■ **Task goal**
Wherever the word "Clear" appears in a line of the records, copy that line.

■ **Items from an interface collection**
□ □ □ □ □
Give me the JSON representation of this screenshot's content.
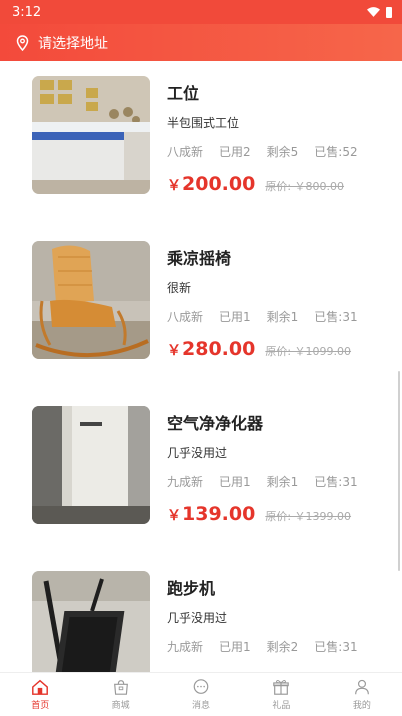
{
  "status": {
    "time": "3:12"
  },
  "header": {
    "location_placeholder": "请选择地址",
    "location_icon": "location-pin-icon"
  },
  "products": [
    {
      "title": "工位",
      "desc": "半包围式工位",
      "condition": "八成新",
      "used": "已用2",
      "remaining": "剩余5",
      "sold": "已售:52",
      "currency": "￥",
      "price": "200.00",
      "original": "原价: ￥800.00"
    },
    {
      "title": "乘凉摇椅",
      "desc": "很新",
      "condition": "八成新",
      "used": "已用1",
      "remaining": "剩余1",
      "sold": "已售:31",
      "currency": "￥",
      "price": "280.00",
      "original": "原价: ￥1099.00"
    },
    {
      "title": "空气净净化器",
      "desc": "几乎没用过",
      "condition": "九成新",
      "used": "已用1",
      "remaining": "剩余1",
      "sold": "已售:31",
      "currency": "￥",
      "price": "139.00",
      "original": "原价: ￥1399.00"
    },
    {
      "title": "跑步机",
      "desc": "几乎没用过",
      "condition": "九成新",
      "used": "已用1",
      "remaining": "剩余2",
      "sold": "已售:31",
      "currency": "￥",
      "price": "",
      "original": ""
    }
  ],
  "tabs": [
    {
      "label": "首页",
      "icon": "home-icon",
      "active": true
    },
    {
      "label": "商城",
      "icon": "shop-icon",
      "active": false
    },
    {
      "label": "消息",
      "icon": "message-icon",
      "active": false
    },
    {
      "label": "礼品",
      "icon": "gift-icon",
      "active": false
    },
    {
      "label": "我的",
      "icon": "user-icon",
      "active": false
    }
  ],
  "colors": {
    "accent": "#e5352b",
    "header_start": "#f34a3b",
    "header_end": "#f6664a"
  }
}
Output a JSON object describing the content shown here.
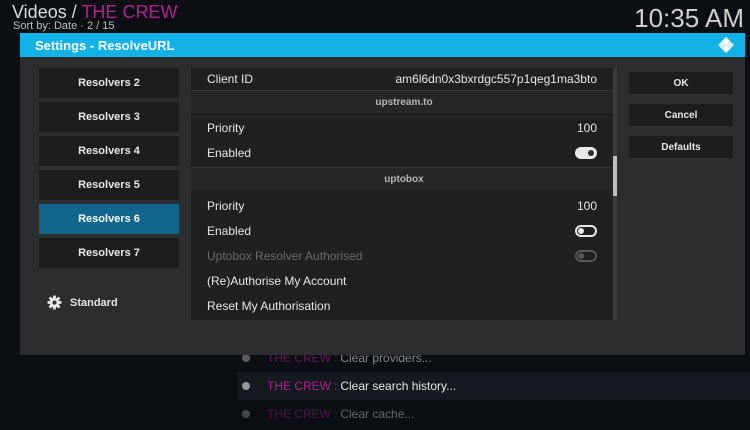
{
  "background": {
    "title_prefix": "Videos",
    "title_separator": "/",
    "title_current": "THE CREW",
    "sort_text": "Sort by: Date",
    "page_text": "2 / 15",
    "clock": "10:35 AM",
    "items": [
      {
        "prefix": "THE CREW",
        "sep": ":",
        "text": "Clear providers..."
      },
      {
        "prefix": "THE CREW",
        "sep": ":",
        "text": "Clear search history..."
      },
      {
        "prefix": "THE CREW",
        "sep": ":",
        "text": "Clear cache..."
      }
    ]
  },
  "dialog": {
    "title": "Settings - ResolveURL",
    "logo_icon": "kodi-logo-icon",
    "accent_color": "#12b2e7",
    "categories": [
      {
        "label": "Resolvers 2"
      },
      {
        "label": "Resolvers 3"
      },
      {
        "label": "Resolvers 4"
      },
      {
        "label": "Resolvers 5"
      },
      {
        "label": "Resolvers 6"
      },
      {
        "label": "Resolvers 7"
      }
    ],
    "selected_category": "Resolvers 6",
    "settings_level": "Standard",
    "settings_level_icon": "gear-icon",
    "settings": [
      {
        "label": "Client ID",
        "value": "am6l6dn0x3bxrdgc557p1qeg1ma3bto"
      },
      {
        "section": "upstream.to"
      },
      {
        "label": "Priority",
        "value": "100"
      },
      {
        "label": "Enabled",
        "toggle": "on"
      },
      {
        "section": "uptobox"
      },
      {
        "label": "Priority",
        "value": "100"
      },
      {
        "label": "Enabled",
        "toggle": "off"
      },
      {
        "label": "Uptobox Resolver Authorised",
        "toggle": "off",
        "disabled": true
      },
      {
        "label": "(Re)Authorise My Account"
      },
      {
        "label": "Reset My Authorisation"
      }
    ],
    "buttons": {
      "ok": "OK",
      "cancel": "Cancel",
      "defaults": "Defaults"
    }
  }
}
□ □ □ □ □
■ **Result for this exercise**
        "text": "Clear providers..."
        "text": "Clear search history..."
        "text": "Clear cache..."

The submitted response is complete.